Your objective =>
Write out every line below that contains "JSON".

Source data =>
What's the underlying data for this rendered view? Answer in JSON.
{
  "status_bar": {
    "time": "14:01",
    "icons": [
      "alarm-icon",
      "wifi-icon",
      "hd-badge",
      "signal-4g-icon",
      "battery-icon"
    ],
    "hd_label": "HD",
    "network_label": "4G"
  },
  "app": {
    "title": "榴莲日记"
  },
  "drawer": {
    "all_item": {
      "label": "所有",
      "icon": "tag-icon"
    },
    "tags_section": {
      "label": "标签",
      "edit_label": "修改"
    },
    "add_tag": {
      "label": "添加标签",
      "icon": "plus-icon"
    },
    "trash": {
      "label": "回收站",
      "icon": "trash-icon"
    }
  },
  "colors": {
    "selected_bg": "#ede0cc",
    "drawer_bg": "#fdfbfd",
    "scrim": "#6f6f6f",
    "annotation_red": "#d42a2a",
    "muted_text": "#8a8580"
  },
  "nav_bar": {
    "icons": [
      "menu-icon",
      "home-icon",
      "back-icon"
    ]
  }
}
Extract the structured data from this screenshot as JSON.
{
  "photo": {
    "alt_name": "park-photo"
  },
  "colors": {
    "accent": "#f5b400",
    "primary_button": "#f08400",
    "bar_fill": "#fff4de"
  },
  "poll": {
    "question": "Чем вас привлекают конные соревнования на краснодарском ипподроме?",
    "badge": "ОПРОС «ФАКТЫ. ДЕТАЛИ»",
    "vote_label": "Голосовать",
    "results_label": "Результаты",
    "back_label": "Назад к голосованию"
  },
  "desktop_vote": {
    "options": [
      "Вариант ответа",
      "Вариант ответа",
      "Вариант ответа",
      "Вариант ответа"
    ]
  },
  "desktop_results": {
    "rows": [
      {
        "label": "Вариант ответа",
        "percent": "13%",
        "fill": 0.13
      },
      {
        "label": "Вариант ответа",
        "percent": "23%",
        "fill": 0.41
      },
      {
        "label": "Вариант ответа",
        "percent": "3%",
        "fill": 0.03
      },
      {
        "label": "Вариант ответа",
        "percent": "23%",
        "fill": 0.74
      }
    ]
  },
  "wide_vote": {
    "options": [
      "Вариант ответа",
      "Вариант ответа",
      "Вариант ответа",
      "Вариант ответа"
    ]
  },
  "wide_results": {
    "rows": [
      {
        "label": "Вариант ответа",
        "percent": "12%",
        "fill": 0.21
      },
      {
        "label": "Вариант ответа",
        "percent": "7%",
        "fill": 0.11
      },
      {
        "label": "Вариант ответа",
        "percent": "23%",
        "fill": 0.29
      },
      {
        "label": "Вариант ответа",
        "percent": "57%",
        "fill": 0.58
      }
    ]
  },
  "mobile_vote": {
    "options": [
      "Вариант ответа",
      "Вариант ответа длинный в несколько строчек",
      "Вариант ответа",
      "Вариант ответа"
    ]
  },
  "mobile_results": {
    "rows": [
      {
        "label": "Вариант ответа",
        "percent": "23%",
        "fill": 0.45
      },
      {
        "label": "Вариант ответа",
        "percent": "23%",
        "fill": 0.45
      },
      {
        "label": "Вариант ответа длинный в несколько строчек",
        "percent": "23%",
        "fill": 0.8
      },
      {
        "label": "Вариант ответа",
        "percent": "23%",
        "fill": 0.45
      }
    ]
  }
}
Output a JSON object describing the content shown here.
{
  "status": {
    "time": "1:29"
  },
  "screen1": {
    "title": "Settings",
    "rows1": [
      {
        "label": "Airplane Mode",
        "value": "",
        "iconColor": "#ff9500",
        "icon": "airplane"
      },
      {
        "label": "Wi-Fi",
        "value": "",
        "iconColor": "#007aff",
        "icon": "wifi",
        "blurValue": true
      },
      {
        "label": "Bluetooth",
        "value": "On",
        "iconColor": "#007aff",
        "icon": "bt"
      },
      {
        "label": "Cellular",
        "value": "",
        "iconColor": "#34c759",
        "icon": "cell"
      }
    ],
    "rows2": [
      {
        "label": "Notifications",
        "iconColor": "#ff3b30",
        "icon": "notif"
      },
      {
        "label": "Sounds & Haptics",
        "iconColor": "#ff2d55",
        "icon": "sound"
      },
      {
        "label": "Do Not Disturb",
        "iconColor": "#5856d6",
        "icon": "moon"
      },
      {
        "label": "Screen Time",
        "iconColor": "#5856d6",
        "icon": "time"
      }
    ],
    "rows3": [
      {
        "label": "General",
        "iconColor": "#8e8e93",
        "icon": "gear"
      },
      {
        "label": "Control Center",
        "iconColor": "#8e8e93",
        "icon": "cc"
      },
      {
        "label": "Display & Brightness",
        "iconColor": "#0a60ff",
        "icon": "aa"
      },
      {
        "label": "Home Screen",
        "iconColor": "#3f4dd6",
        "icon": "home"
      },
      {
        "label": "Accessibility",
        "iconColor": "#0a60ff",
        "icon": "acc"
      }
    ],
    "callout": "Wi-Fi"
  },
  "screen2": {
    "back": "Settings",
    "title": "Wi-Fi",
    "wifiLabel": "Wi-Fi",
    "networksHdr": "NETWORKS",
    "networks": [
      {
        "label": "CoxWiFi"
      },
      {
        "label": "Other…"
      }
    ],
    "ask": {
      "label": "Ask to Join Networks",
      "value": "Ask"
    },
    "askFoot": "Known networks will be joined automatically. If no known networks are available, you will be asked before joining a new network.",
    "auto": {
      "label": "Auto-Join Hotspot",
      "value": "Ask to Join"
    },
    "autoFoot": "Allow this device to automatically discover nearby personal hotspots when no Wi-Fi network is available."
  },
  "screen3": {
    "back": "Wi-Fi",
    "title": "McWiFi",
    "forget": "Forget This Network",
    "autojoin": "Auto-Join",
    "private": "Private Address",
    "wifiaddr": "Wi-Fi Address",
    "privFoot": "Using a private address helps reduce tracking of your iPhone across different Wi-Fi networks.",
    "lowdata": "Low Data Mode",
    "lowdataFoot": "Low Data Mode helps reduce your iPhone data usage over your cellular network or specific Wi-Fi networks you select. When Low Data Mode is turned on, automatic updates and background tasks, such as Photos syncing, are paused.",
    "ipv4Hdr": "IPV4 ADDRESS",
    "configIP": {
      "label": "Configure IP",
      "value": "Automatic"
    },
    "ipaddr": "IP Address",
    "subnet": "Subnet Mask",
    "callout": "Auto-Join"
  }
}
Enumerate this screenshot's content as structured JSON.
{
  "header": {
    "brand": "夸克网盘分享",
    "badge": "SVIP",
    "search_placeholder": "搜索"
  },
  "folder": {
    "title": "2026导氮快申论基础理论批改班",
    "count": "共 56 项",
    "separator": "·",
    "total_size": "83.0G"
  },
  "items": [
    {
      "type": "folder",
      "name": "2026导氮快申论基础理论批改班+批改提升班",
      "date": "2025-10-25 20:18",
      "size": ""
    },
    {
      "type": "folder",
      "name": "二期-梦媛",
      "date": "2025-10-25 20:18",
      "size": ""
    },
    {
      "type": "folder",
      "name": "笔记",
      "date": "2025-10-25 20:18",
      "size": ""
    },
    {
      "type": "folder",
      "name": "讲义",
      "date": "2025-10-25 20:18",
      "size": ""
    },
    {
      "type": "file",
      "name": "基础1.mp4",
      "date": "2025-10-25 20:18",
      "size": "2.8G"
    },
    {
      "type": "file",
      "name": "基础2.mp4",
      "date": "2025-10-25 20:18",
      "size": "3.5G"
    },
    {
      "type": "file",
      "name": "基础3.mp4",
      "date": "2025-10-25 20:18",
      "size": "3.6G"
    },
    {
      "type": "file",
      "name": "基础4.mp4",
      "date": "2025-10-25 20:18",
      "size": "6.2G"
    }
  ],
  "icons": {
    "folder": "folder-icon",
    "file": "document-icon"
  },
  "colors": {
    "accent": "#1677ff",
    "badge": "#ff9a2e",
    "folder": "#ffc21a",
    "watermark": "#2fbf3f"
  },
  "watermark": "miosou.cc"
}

Output of the task =>
What's the underlying data for this rendered view? Answer in JSON.
Extract the structured data from this screenshot as JSON.
Output a JSON object describing the content shown here.
Enumerate this screenshot's content as structured JSON.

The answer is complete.